My faith gets me through the hard things in life, and really, through life every day. It is a comfort at all times, even when the events of life don’t make sense to me. There are two Bible verses in particular that bring me consolation when I think of Margaret. The first is a verse my brother shared with me shortly after we found out about her death. Revelations 21:4 says, “He will wipe every tear from their eyes. There will be no more death or mourning or crying or pain, for the old order of things has passed away.” This verse gives me great hope. My sweet friend often suffered greatly in the 36 years she lived, but I know that she suffers no longer.

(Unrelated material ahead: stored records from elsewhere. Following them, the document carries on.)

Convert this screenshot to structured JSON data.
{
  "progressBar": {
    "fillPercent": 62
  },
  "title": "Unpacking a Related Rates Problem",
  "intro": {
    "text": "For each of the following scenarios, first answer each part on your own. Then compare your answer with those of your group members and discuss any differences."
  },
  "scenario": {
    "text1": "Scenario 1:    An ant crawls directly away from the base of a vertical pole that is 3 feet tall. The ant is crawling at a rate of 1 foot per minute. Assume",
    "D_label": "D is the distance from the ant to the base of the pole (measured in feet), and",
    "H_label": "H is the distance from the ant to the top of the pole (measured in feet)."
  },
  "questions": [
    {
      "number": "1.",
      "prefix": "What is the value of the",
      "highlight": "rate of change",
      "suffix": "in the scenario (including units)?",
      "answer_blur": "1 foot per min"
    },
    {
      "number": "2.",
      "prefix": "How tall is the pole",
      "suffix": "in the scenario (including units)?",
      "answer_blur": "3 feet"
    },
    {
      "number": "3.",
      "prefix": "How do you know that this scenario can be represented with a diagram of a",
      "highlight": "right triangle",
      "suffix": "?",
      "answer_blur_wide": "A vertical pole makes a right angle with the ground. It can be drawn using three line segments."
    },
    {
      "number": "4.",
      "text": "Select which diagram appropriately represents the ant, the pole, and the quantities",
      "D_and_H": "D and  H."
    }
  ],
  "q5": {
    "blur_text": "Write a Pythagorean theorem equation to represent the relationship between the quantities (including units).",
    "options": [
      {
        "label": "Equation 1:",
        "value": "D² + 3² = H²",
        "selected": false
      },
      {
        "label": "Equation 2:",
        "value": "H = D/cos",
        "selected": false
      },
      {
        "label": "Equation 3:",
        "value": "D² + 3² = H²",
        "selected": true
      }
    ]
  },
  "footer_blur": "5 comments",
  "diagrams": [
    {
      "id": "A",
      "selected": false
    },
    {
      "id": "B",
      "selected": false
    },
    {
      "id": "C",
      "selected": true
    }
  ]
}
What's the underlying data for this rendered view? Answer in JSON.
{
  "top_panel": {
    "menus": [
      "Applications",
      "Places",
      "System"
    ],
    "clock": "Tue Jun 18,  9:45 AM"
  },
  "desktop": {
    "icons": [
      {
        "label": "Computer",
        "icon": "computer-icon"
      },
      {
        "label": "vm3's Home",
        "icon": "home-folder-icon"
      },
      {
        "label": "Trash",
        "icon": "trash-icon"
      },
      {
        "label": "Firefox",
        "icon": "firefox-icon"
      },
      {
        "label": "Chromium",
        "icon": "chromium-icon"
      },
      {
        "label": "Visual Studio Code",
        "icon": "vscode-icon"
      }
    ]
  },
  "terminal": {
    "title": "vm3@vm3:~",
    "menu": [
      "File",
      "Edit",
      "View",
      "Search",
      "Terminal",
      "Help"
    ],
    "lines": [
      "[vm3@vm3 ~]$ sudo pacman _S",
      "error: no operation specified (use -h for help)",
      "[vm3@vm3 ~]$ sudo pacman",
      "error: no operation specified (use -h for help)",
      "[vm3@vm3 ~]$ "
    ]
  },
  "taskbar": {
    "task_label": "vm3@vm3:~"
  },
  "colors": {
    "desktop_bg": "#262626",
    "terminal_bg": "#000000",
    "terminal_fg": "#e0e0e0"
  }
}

The second verse is one that comforts me every time I think of Margaret. It is the shortest verse in the Bible (a little junior high youth group trivia for you), but to me it is one of the most profound.  John 11:35 says, “Jesus wept.”  To put this verse in context, Jesus had just learned of the death of his good friend, Lazarus. I remember hearing this story many times as a child, and the focus of the story was always on the miracle Jesus performed when he raised Lazarus from the dead. Because I focused on the miracle, I always overlooked the significance of this one, little verse until last year. Jesus Christ was fully human, but he was also fully God. In the moment of losing his dear friend, he wept. The word “wept” implies strong emotions. It’s more than just crying. Instead of simply telling those around him, “Hang on, I got this,” he wept. He allowed himself to experience the pain of losing someone, the agony of the emptiness felt when you realize that you can no longer talk to, laugh with, or embrace this person whom you love. After weeping, Jesus displayed his own divinity by raising Lazarus from the dead, but for a short moment he was a man, grieving over the loss of a friend. I think what is most reassuring to me about this verse is the realization that the God of the Universe has experienced the pain and sadness that I feel. He can truly empathize with me as I mourn the loss of a beloved friend, and that gives me immense comfort and peace.